[Work to be completed]:
Line by line, copy out the data that follows.

[Items from an interface collection]:
————————
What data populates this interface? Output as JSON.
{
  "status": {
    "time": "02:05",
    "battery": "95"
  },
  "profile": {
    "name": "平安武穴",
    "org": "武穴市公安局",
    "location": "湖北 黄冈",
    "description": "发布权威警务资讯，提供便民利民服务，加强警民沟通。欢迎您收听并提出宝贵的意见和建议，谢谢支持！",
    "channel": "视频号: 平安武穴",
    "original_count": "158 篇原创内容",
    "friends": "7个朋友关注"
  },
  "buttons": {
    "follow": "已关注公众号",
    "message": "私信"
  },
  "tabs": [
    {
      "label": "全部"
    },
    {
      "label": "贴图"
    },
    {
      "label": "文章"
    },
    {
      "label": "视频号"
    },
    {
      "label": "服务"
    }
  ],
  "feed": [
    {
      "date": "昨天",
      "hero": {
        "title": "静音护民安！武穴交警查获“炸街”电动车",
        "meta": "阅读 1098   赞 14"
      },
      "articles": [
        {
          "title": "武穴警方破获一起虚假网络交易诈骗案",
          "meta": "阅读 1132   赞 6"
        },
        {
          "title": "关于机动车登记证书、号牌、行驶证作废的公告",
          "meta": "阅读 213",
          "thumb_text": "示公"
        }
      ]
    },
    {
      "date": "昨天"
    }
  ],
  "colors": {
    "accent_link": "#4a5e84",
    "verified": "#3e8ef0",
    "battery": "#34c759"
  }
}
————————
[Written response]:
What data populates this interface? Output as JSON.
{
  "status": {
    "time": "02:05",
    "battery": "95"
  },
  "profile": {
    "name": "平安武穴",
    "org": "武穴市公安局",
    "location": "湖北 黄冈",
    "description": "发布权威警务资讯，提供便民利民服务，加强警民沟通。欢迎您收听并提出宝贵的意见和建议，谢谢支持！",
    "channel": "视频号: 平安武穴",
    "original_count": "158 篇原创内容",
    "friends": "7个朋友关注"
  },
  "buttons": {
    "follow": "已关注公众号",
    "message": "私信"
  },
  "tabs": [
    {
      "label": "全部"
    },
    {
      "label": "贴图"
    },
    {
      "label": "文章"
    },
    {
      "label": "视频号"
    },
    {
      "label": "服务"
    }
  ],
  "feed": [
    {
      "date": "昨天",
      "hero": {
        "title": "静音护民安！武穴交警查获“炸街”电动车",
        "meta": "阅读 1098   赞 14"
      },
      "articles": [
        {
          "title": "武穴警方破获一起虚假网络交易诈骗案",
          "meta": "阅读 1132   赞 6"
        },
        {
          "title": "关于机动车登记证书、号牌、行驶证作废的公告",
          "meta": "阅读 213",
          "thumb_text": "示公"
        }
      ]
    },
    {
      "date": "昨天"
    }
  ],
  "colors": {
    "accent_link": "#4a5e84",
    "verified": "#3e8ef0",
    "battery": "#34c759"
  }
}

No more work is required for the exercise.